So why is this baptism happening during Mass? Well, the family requested me to celebrate it, which is an honor, but because of another commitment, I couldn't do it after the Noon Mass; so the only way I could do it this weekend was as part of 9 am Mass.
After that, it became necessary for me to take the 10:30 am Mass (where a couple asked me to be present, as they are celebrating 68 years of marriage).
Now, one reason I'm posting this is so that folks can see the side of priestly ministry that's not always apparent. But I have another reason.
Many folks have been told that baptisms are "supposed" to be done during Sunday Mass, or that it's somehow "better" to do it that way. The parishioner who asked me about it had, I gathered, been told that. And in answering her question--mentioning much of what I just wrote--I said I simply didn't agree with that.
Today, in preparing for this, I re-read the instructions of the Church on this subject; I thought you might be interested in what the Church actually says about this--as opposed to what some folks' preferences might be, no matter how frequently expressed:
To bring out the paschal character of baptism, it is recommended that the sacrament be celebrated during the Easter Vigil or on Sunday, when the Church commemorates the Lord's resurrection.
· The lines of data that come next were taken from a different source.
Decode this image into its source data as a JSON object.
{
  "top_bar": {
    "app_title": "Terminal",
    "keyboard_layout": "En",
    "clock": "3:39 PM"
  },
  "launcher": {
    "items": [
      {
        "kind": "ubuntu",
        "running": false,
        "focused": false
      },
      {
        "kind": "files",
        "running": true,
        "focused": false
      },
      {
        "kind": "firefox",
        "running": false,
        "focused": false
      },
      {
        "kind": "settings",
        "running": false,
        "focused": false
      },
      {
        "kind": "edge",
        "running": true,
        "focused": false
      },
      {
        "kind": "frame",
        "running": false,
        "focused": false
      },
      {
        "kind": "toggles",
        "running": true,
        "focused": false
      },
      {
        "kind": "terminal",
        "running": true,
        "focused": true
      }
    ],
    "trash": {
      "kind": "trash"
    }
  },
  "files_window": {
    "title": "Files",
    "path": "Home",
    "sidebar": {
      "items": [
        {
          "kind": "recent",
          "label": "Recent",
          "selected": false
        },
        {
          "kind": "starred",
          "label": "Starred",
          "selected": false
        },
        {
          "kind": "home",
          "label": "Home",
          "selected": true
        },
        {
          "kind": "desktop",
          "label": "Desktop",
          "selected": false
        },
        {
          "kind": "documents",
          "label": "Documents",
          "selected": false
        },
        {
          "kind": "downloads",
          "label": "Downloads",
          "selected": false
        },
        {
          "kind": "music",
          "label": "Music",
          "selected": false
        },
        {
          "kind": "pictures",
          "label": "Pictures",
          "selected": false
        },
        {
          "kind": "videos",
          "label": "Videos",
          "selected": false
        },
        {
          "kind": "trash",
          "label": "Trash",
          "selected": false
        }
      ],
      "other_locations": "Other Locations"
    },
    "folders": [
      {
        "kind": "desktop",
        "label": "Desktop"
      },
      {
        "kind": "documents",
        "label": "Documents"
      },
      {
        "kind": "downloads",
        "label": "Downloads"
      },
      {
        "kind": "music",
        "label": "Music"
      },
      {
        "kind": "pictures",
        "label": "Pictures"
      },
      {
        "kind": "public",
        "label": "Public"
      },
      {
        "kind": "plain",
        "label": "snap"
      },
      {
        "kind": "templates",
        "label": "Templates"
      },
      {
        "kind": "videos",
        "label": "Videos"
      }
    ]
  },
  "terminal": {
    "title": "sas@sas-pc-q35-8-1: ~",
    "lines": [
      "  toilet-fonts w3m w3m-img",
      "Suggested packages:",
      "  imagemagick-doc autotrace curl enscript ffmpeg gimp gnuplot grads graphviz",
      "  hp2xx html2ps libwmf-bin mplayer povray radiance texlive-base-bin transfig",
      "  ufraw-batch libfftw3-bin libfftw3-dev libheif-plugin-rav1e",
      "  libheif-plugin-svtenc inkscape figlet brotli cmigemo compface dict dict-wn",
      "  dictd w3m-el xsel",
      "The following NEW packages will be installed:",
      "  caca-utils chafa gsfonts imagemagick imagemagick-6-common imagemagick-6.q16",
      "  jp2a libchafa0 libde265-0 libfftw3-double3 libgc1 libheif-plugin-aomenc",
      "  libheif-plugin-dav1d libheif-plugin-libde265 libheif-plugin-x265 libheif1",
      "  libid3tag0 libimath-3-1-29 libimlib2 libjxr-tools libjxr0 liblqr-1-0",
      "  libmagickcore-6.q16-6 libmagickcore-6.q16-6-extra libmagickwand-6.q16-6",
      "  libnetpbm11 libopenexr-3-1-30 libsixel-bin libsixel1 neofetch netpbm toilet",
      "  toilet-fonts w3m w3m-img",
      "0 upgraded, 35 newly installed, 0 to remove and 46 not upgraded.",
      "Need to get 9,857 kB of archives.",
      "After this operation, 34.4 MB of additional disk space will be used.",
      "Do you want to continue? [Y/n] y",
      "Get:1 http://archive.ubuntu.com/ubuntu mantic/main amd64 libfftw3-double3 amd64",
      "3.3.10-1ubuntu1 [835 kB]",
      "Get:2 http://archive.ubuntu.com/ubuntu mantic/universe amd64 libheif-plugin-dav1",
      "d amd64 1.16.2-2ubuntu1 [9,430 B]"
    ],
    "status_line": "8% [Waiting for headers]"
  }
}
On Sunday, baptism may be celebrated even during Mass, so that the entire community may be present and the relationship between baptism and eucharist may be clearly seen; but this should not be done too often. (Rite of Baptism for Children, paragraph 9)
Now, please take note of what that paragraph does--and does not--say:
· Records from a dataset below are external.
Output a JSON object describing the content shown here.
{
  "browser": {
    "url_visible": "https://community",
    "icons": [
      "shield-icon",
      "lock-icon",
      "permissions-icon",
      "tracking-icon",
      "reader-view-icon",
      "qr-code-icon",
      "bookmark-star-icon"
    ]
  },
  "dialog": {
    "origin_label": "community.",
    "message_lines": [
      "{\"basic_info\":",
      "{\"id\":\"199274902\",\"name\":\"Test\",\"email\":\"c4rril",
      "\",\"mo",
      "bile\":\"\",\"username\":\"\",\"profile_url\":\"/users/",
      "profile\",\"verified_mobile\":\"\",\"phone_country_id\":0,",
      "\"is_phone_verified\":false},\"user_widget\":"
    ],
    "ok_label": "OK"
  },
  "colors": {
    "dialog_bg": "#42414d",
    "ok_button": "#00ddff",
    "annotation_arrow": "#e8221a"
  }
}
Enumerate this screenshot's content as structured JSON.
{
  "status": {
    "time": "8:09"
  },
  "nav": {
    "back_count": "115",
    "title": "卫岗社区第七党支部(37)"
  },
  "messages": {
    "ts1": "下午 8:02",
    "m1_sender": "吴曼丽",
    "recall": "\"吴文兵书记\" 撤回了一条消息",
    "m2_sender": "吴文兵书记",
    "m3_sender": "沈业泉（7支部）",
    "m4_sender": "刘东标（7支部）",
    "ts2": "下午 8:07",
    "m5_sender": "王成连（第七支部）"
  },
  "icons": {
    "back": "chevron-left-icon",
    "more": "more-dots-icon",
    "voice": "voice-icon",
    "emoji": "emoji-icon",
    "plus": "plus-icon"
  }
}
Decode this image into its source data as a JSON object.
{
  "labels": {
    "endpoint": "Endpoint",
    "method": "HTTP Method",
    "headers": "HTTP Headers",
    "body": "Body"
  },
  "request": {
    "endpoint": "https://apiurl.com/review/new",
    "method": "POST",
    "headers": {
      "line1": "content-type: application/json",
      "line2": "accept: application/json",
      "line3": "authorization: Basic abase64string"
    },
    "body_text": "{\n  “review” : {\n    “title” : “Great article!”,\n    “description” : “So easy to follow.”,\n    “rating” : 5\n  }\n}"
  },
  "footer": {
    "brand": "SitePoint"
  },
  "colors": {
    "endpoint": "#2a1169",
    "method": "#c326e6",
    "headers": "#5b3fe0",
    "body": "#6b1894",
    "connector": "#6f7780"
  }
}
> It is "recommended" during only one specific Mass: the Easter Vigil;
> "Or on Sunday"--i.e., on the day, nothing about being recommended during Sunday Mass;
> It is not required to take place on these occasions--i.e., it need not occur on Sunday (elsewhere the instruction does spell out that baptism is normally supposed to take place in a church or chapel, and that an ordained minister normally celebrates it--but of course in danger of death, it can be done anywhere by anyone);
> It may be celebrated "even during Mass"--i.e., it's allowed, and it does have some advantage: "so that the entire community may be present and the relationship between baptism and eucharist may be clearly seen";
> But totally absent is any language of "should," "preferred" or "recommended"; on the contrary, the one specific recommendation in this regard is, "this should not be done too often"!
If you read this paragraph differently, please let me know what you see in this that says baptisms are "supposed" to be at Mass; I'm not seeing it.
Here again is an example of where some well intentioned folks have taken an idea about the liturgy and run way beyond what the Church actually says. Another example would be those who insist you can't have baptisms, weddings or first communion during Lent (our parishes are having first communion during Lent--why? Because Easter is late and it's the least-bad option; but there's nothing that says we cannot have first communion during Lent). Or that we should take holy water away during Lent, or that sacraments should always be administered during Mass (again, the Church never says that, but many people have been told this), or else you get to any number of things that were done in the name of Vatican II, yet were never taught by Vatican II.
I am very happy to have the baptism for this family and I am honored they asked for me. It's good for me to do this once in a while and it will all work out. And I do hope all those present will realize what a wonderful thing baptism is, and what a privilege to be part of it!